The love here is between a handsome young keyboard player and a beautiful deaf and dumb girl. The boy proposes but the girl disposes. Will the situation improve? Will they get together in the end? It is as simple as it seems with the physical disability being the reason for its existence.

The movie does have some nice material but the problem for me was that director Radhamohan could have decided to make it a bit more subtle. A lot more subtle, actually. That, of course, means that this movie is made for the mainstream audience (despite its purported critical acclaim) and that is not necessarily a bad thing (as substantiated by its box office success).

The first half of this film breezes through quite quickly but it gets a bit turgid towards the conclusion when it moves into the romantic comedy conflict zone. One interesting aspect is that you don’t feel for the dumb girl with a high self esteem and short temper. The film makes her seem normal enough to be unlikable, which is quite unexpected in a commercial film, but it focuses too much on her disability to treat her as a normal person. A movie that could successfully achieve this would be worth a watch but this isn’t it.

I wouldn’t rave about Jyothika’s work too much but Prithviraj and Prakash Raj make an impression fas does Swarnamalya. It was surprising to see Brahmanandam in a major comic part in a Tamil film but it is the sort of role that he gets in every second film. The tunes composed by Vidyasagar are quite beautiful (that was what pulled me to this movie in the first place) and the lyrics (Vairamuthu) seemed good too (the subtitles were definitely much better that what I’ve seen earlier with DVDs of south Indian movies).

Overall, this is a reasonably entertaining film that isn’t a bad watch. Just don’t expect it to be a realistic portrayal of an uncommon love story.
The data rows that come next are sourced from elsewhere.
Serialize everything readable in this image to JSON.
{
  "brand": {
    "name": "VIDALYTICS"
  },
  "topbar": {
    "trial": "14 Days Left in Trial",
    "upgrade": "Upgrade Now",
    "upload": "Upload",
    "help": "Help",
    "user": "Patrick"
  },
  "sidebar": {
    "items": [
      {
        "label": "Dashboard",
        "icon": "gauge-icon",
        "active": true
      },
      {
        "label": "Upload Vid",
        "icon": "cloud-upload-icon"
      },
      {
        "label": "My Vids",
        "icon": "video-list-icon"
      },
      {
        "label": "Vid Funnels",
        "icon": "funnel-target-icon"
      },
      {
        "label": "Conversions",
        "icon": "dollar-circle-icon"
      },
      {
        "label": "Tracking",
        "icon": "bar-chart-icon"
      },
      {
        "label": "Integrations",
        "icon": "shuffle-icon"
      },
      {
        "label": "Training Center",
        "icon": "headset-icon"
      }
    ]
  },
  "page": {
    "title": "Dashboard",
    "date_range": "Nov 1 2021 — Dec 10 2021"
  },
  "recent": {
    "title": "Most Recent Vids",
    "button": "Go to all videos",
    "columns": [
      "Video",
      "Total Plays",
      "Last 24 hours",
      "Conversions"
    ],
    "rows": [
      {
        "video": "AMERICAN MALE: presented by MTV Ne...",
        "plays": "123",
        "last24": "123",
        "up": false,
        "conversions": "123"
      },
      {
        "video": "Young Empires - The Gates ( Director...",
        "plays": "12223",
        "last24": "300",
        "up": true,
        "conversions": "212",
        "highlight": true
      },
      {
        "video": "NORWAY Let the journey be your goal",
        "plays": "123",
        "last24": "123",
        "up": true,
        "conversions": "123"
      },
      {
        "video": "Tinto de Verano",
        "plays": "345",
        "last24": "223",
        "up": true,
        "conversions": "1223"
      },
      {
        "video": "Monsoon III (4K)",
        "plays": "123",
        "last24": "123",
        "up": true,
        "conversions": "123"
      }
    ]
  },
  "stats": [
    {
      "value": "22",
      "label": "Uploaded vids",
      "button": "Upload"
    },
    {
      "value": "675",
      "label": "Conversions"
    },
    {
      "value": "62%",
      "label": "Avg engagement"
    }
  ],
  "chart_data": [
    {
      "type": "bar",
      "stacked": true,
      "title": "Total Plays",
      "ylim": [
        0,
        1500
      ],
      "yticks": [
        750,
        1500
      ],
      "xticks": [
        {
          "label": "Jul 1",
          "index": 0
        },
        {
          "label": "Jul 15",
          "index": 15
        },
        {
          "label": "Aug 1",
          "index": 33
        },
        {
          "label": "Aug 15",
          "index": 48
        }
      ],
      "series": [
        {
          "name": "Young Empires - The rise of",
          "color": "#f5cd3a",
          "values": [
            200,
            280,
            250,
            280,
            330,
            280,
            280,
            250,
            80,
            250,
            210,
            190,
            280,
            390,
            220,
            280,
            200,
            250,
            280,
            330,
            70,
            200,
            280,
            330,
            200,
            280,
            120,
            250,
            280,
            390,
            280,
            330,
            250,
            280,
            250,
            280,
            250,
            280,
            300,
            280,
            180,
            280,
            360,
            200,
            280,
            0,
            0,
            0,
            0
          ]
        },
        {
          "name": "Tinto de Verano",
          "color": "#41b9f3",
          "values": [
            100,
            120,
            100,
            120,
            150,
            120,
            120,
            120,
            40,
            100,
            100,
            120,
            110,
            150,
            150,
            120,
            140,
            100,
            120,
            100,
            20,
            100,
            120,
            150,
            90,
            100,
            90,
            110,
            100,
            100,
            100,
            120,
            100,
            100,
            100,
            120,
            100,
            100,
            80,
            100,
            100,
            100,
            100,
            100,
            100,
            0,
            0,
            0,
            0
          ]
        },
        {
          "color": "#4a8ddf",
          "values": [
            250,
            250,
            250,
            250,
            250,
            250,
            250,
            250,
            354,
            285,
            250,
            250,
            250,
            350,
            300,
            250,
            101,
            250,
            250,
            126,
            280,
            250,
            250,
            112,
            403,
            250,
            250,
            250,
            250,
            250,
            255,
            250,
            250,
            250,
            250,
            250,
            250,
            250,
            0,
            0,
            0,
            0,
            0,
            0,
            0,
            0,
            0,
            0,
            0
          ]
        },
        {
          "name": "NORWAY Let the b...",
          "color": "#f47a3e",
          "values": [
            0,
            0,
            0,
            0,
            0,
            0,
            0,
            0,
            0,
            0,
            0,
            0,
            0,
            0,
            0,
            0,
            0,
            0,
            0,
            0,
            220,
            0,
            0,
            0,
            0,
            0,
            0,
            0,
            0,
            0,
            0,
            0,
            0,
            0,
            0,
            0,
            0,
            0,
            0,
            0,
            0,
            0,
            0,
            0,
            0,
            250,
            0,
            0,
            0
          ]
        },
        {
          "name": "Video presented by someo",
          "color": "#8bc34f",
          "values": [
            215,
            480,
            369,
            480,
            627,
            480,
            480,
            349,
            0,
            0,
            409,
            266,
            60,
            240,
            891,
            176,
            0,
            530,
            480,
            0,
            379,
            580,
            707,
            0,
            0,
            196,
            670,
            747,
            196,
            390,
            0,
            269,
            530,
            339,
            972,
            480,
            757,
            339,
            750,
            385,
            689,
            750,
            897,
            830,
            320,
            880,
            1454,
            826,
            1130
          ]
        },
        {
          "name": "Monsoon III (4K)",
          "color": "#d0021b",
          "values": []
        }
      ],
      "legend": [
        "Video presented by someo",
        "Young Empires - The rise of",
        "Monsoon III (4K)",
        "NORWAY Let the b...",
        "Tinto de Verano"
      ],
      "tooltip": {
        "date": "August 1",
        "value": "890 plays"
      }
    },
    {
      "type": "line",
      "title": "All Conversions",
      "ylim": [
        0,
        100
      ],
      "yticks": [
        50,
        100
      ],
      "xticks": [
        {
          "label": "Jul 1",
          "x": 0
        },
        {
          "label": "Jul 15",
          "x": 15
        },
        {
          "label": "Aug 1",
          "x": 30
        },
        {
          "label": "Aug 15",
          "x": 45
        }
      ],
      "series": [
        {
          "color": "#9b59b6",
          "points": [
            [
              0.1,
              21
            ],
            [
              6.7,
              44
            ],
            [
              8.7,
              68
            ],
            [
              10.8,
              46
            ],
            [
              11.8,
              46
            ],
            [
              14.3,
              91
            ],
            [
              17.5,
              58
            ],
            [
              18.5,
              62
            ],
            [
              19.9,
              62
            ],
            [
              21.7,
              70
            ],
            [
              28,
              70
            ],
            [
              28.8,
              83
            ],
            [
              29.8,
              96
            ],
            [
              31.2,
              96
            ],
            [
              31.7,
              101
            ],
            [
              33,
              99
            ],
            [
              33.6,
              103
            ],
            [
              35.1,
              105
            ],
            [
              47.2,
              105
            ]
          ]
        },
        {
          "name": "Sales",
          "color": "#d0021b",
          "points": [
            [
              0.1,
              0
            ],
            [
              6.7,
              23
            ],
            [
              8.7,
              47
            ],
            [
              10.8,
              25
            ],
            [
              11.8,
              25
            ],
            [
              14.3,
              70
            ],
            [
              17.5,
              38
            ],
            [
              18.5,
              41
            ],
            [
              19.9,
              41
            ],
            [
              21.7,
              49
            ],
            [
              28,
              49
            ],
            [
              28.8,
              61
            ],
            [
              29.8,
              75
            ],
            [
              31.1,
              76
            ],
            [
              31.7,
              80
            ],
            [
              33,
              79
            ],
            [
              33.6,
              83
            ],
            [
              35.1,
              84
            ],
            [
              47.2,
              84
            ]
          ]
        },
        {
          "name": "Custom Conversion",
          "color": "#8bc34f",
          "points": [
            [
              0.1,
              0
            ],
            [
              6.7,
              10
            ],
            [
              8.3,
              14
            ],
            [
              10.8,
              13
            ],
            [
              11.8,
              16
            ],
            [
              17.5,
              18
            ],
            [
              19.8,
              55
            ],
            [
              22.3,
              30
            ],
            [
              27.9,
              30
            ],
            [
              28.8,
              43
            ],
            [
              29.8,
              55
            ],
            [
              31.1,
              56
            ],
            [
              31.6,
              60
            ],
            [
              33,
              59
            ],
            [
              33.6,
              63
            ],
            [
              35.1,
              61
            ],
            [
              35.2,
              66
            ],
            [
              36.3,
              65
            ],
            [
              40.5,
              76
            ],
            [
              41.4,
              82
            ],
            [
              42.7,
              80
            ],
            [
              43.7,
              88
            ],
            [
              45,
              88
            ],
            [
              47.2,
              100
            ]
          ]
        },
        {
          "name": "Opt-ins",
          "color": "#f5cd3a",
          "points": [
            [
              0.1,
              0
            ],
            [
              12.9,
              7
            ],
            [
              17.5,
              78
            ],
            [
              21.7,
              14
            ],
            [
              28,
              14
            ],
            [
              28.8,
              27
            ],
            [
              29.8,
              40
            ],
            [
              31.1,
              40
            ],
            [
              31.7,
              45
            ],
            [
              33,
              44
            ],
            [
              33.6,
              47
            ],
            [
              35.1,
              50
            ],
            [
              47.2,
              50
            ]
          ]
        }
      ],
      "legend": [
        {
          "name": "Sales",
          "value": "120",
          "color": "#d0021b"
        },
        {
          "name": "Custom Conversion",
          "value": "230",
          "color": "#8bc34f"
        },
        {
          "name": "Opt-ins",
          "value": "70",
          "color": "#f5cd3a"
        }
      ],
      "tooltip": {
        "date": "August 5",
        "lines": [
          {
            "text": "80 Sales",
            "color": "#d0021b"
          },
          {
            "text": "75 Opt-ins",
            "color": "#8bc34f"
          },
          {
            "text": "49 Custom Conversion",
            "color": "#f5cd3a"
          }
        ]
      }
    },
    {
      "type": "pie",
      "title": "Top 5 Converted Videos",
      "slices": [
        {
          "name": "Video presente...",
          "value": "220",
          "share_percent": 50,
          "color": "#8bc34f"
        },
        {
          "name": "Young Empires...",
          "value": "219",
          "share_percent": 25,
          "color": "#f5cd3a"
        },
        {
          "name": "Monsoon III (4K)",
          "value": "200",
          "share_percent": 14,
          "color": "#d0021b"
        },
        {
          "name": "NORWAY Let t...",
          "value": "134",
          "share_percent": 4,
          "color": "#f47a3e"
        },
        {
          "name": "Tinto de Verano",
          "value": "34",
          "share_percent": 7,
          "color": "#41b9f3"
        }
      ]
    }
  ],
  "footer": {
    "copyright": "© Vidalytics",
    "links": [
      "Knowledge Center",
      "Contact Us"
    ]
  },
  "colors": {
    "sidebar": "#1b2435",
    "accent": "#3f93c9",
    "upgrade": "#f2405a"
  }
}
Parting Shot: In a movie that projects itself to be sensitive, making fun of an obese kid is clearly a major faux pas.